***** EXERCISE MATERIAL *****
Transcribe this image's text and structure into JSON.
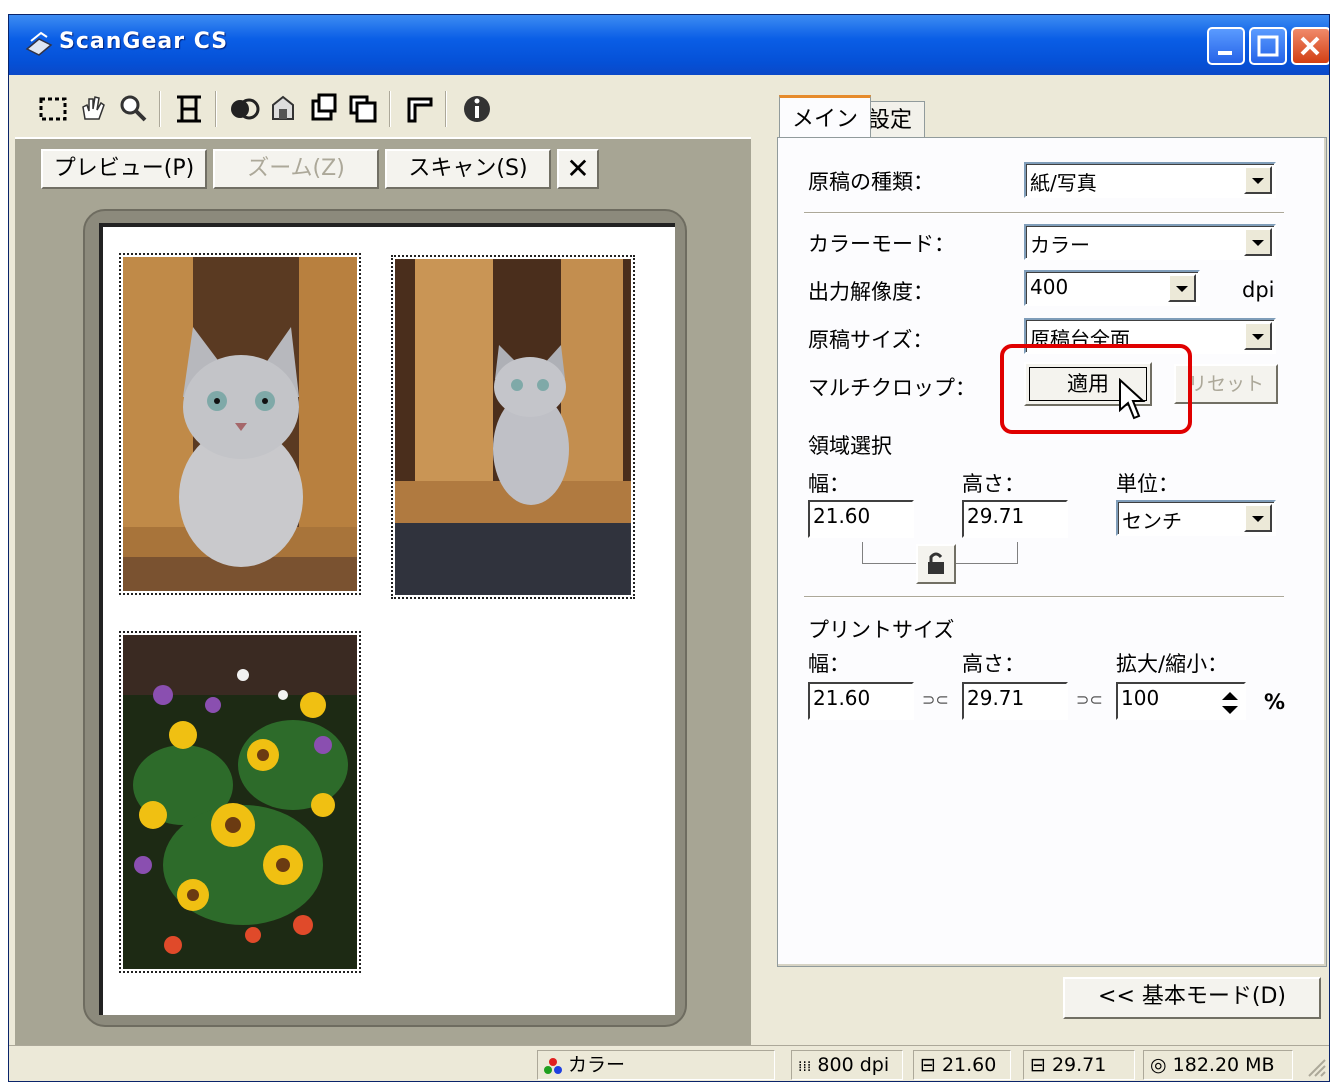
{
  "window": {
    "title": "ScanGear CS"
  },
  "toolbar": {
    "icons": [
      "crop-tool-icon",
      "hand-tool-icon",
      "zoom-tool-icon",
      "auto-crop-icon",
      "color-icon",
      "mirror-icon",
      "rotate-left-icon",
      "rotate-right-icon",
      "corner-icon",
      "info-icon"
    ]
  },
  "actions": {
    "preview": "プレビュー(P)",
    "zoom": "ズーム(Z)",
    "scan": "スキャン(S)",
    "clear": "✕"
  },
  "tabs": {
    "main": "メイン",
    "settings": "設定"
  },
  "form": {
    "source_type_label": "原稿の種類：",
    "source_type_value": "紙/写真",
    "color_mode_label": "カラーモード：",
    "color_mode_value": "カラー",
    "resolution_label": "出力解像度：",
    "resolution_value": "400",
    "dpi_unit": "dpi",
    "doc_size_label": "原稿サイズ：",
    "doc_size_value": "原稿台全面",
    "multicrop_label": "マルチクロップ：",
    "apply_button": "適用",
    "reset_button": "リセット",
    "area_section": "領域選択",
    "width_label": "幅：",
    "height_label": "高さ：",
    "unit_label": "単位：",
    "width_value": "21.60",
    "height_value": "29.71",
    "unit_value": "センチ",
    "print_section": "プリントサイズ",
    "print_width_label": "幅：",
    "print_height_label": "高さ：",
    "scale_label": "拡大/縮小：",
    "print_width_value": "21.60",
    "print_height_value": "29.71",
    "scale_value": "100",
    "percent": "%",
    "link1": "⊃⊂",
    "link2": "⊃⊂"
  },
  "basic_mode_button": "<< 基本モード(D)",
  "status": {
    "color": "カラー",
    "dpi": "800 dpi",
    "width": "21.60",
    "height": "29.71",
    "size": "182.20 MB"
  },
  "highlight_color": "#e00000"
}
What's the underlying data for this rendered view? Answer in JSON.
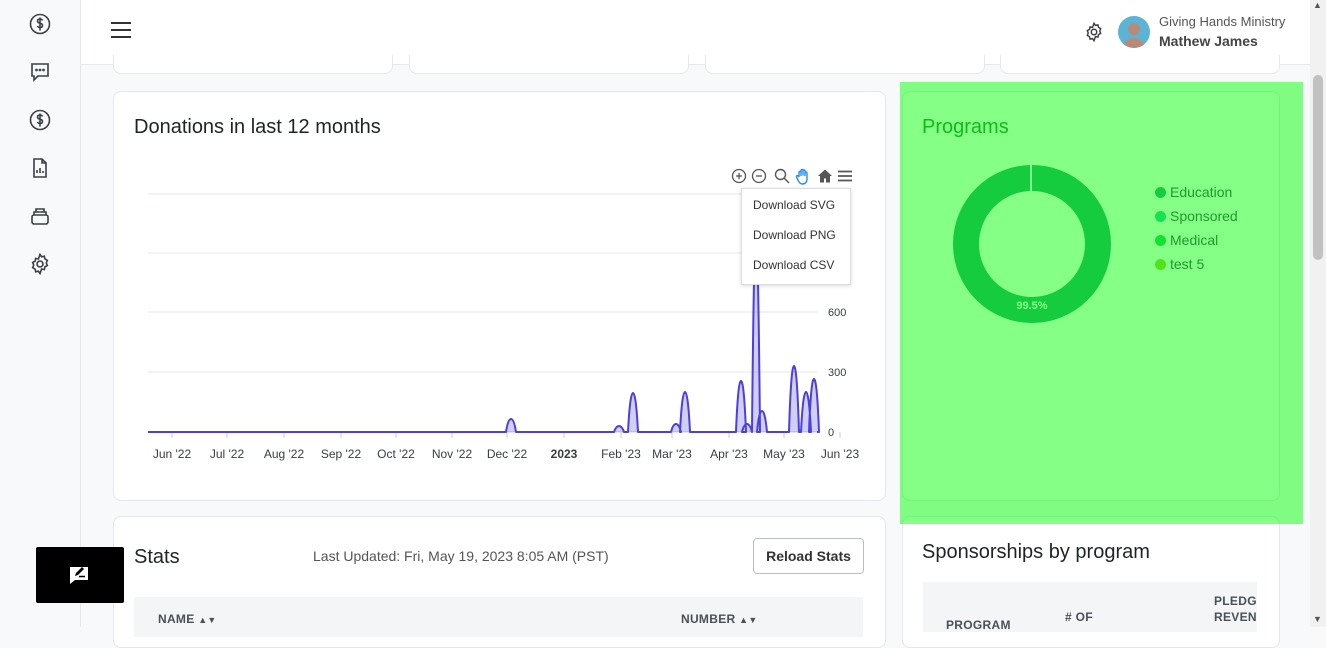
{
  "topbar": {
    "org_name": "Giving Hands Ministry",
    "user_name": "Mathew James"
  },
  "sidebar": {
    "icons": [
      "dollar-circle-icon",
      "chat-icon",
      "dollar-circle-icon",
      "report-icon",
      "stack-icon",
      "gear-icon"
    ]
  },
  "donations": {
    "title": "Donations in last 12 months",
    "menu": [
      "Download SVG",
      "Download PNG",
      "Download CSV"
    ],
    "chart_data": {
      "type": "area",
      "x_ticks": [
        "Jun '22",
        "Jul '22",
        "Aug '22",
        "Sep '22",
        "Oct '22",
        "Nov '22",
        "Dec '22",
        "2023",
        "Feb '23",
        "Mar '23",
        "Apr '23",
        "May '23",
        "Jun '23"
      ],
      "y_ticks": [
        0,
        300,
        600
      ],
      "peaks": [
        {
          "date": "Dec '22",
          "value": 65
        },
        {
          "date": "late Jan '23",
          "value": 30
        },
        {
          "date": "early Feb '23",
          "value": 195
        },
        {
          "date": "late Feb '23",
          "value": 40
        },
        {
          "date": "early Mar '23",
          "value": 200
        },
        {
          "date": "mid Apr '23",
          "value": 255
        },
        {
          "date": "late Apr '23",
          "value": 40
        },
        {
          "date": "late Apr '23",
          "value": 1000
        },
        {
          "date": "late Apr '23",
          "value": 105
        },
        {
          "date": "early May '23",
          "value": 330
        },
        {
          "date": "mid May '23",
          "value": 200
        },
        {
          "date": "late May '23",
          "value": 265
        }
      ],
      "color": "#4b3fe0"
    }
  },
  "programs": {
    "title": "Programs",
    "chart_data": {
      "type": "pie",
      "labels": [
        "Education",
        "Sponsored",
        "Medical",
        "test 5"
      ],
      "values": [
        99.5,
        0.5,
        0,
        0
      ],
      "data_label": "99.5%",
      "colors": [
        "#2a9d78",
        "#26c99a",
        "#22c55e",
        "#9acd32"
      ]
    }
  },
  "stats": {
    "title": "Stats",
    "last_updated": "Last Updated: Fri, May 19, 2023 8:05 AM (PST)",
    "reload_label": "Reload Stats",
    "columns": [
      "NAME",
      "NUMBER"
    ]
  },
  "sponsorships": {
    "title": "Sponsorships by program",
    "columns": [
      "PROGRAM",
      "# OF",
      "PLEDG",
      "REVEN"
    ]
  }
}
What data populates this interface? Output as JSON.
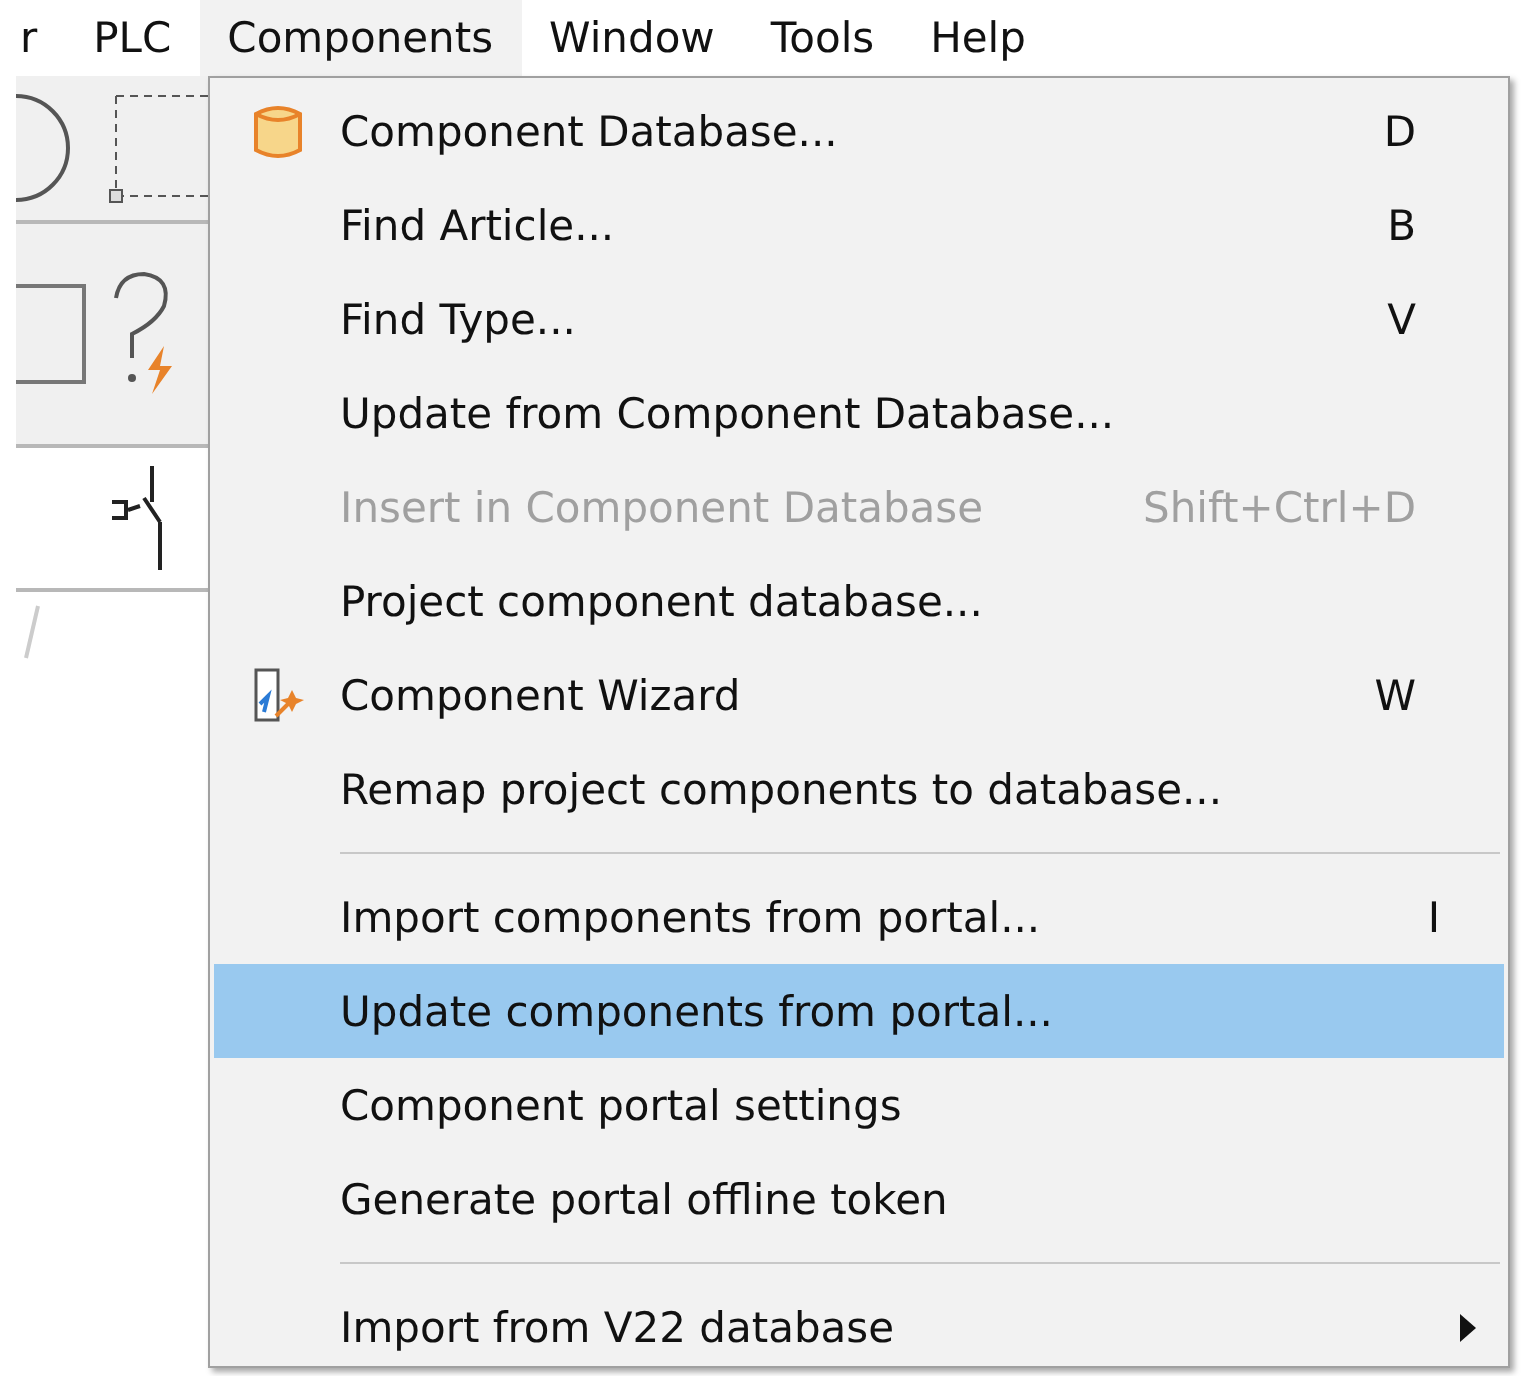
{
  "menubar": [
    {
      "label": "r",
      "selected": false
    },
    {
      "label": "PLC",
      "selected": false
    },
    {
      "label": "Components",
      "selected": true
    },
    {
      "label": "Window",
      "selected": false
    },
    {
      "label": "Tools",
      "selected": false
    },
    {
      "label": "Help",
      "selected": false
    }
  ],
  "menu": [
    {
      "kind": "item",
      "label": "Component Database...",
      "shortcut": "D",
      "disabled": false,
      "selected": false
    },
    {
      "kind": "item",
      "label": "Find Article...",
      "shortcut": "B",
      "disabled": false,
      "selected": false
    },
    {
      "kind": "item",
      "label": "Find Type...",
      "shortcut": "V",
      "disabled": false,
      "selected": false
    },
    {
      "kind": "item",
      "label": "Update from Component Database...",
      "disabled": false,
      "selected": false
    },
    {
      "kind": "item",
      "label": "Insert in Component Database",
      "shortcut": "Shift+Ctrl+D",
      "disabled": true,
      "selected": false
    },
    {
      "kind": "item",
      "label": "Project component database...",
      "disabled": false,
      "selected": false
    },
    {
      "kind": "item",
      "label": "Component Wizard",
      "shortcut": "W",
      "disabled": false,
      "selected": false
    },
    {
      "kind": "item",
      "label": "Remap project components to database...",
      "disabled": false,
      "selected": false
    },
    {
      "kind": "separator"
    },
    {
      "kind": "item",
      "label": "Import components from portal...",
      "shortcut": "I",
      "disabled": false,
      "selected": false
    },
    {
      "kind": "item",
      "label": "Update components from portal...",
      "disabled": false,
      "selected": true
    },
    {
      "kind": "item",
      "label": "Component portal settings",
      "disabled": false,
      "selected": false
    },
    {
      "kind": "item",
      "label": "Generate portal offline token",
      "disabled": false,
      "selected": false
    },
    {
      "kind": "separator"
    },
    {
      "kind": "item",
      "label": "Import from V22 database",
      "disabled": false,
      "selected": false,
      "submenu": true
    }
  ]
}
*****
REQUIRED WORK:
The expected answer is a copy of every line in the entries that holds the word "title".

TASK OUTPUT:
    "title": "ScanGear CS"
    "title": "Donations in last 12 months",
    "title": "Programs",
    "title": "Stats",
    "title": "Sponsorships by program",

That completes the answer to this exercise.